→ PROBLEM DETAILS:
Once the pictures are set aside, reproduce the entries below exactly.

→ INPUT FOR THIS TASK:
....

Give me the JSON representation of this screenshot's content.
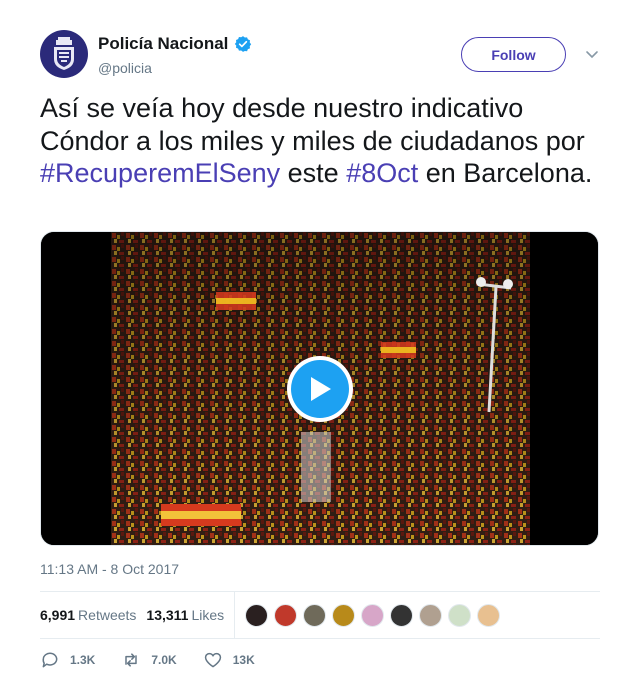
{
  "author": {
    "display_name": "Policía Nacional",
    "handle": "@policia",
    "verified_icon": "verified-badge-icon",
    "avatar_icon": "police-emblem-icon"
  },
  "follow_label": "Follow",
  "tweet": {
    "segments": [
      {
        "text": "Así se veía hoy desde nuestro indicativo Cóndor a los miles y miles de ciudadanos por ",
        "type": "text"
      },
      {
        "text": "#RecuperemElSeny",
        "type": "hashtag"
      },
      {
        "text": " este ",
        "type": "text"
      },
      {
        "text": "#8Oct",
        "type": "hashtag"
      },
      {
        "text": "  en Barcelona.",
        "type": "text"
      }
    ]
  },
  "media": {
    "type": "video",
    "play_icon": "play-icon"
  },
  "timestamp": "11:13 AM - 8 Oct 2017",
  "stats": {
    "retweets_count": "6,991",
    "retweets_label": "Retweets",
    "likes_count": "13,311",
    "likes_label": "Likes"
  },
  "likers": [
    "#2a2020",
    "#c0392b",
    "#6f6a5a",
    "#b88a1a",
    "#d7a6c8",
    "#333333",
    "#b0a090",
    "#cfe0c8",
    "#e8c090"
  ],
  "actions": {
    "reply_count": "1.3K",
    "retweet_count": "7.0K",
    "like_count": "13K"
  },
  "colors": {
    "link": "#4a3fb4",
    "play": "#1da1f2",
    "muted": "#657786"
  }
}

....

→ ANSWER BOX:
Give me the JSON representation of this screenshot's content.
{
  "author": {
    "display_name": "Policía Nacional",
    "handle": "@policia",
    "verified_icon": "verified-badge-icon",
    "avatar_icon": "police-emblem-icon"
  },
  "follow_label": "Follow",
  "tweet": {
    "segments": [
      {
        "text": "Así se veía hoy desde nuestro indicativo Cóndor a los miles y miles de ciudadanos por ",
        "type": "text"
      },
      {
        "text": "#RecuperemElSeny",
        "type": "hashtag"
      },
      {
        "text": " este ",
        "type": "text"
      },
      {
        "text": "#8Oct",
        "type": "hashtag"
      },
      {
        "text": "  en Barcelona.",
        "type": "text"
      }
    ]
  },
  "media": {
    "type": "video",
    "play_icon": "play-icon"
  },
  "timestamp": "11:13 AM - 8 Oct 2017",
  "stats": {
    "retweets_count": "6,991",
    "retweets_label": "Retweets",
    "likes_count": "13,311",
    "likes_label": "Likes"
  },
  "likers": [
    "#2a2020",
    "#c0392b",
    "#6f6a5a",
    "#b88a1a",
    "#d7a6c8",
    "#333333",
    "#b0a090",
    "#cfe0c8",
    "#e8c090"
  ],
  "actions": {
    "reply_count": "1.3K",
    "retweet_count": "7.0K",
    "like_count": "13K"
  },
  "colors": {
    "link": "#4a3fb4",
    "play": "#1da1f2",
    "muted": "#657786"
  }
}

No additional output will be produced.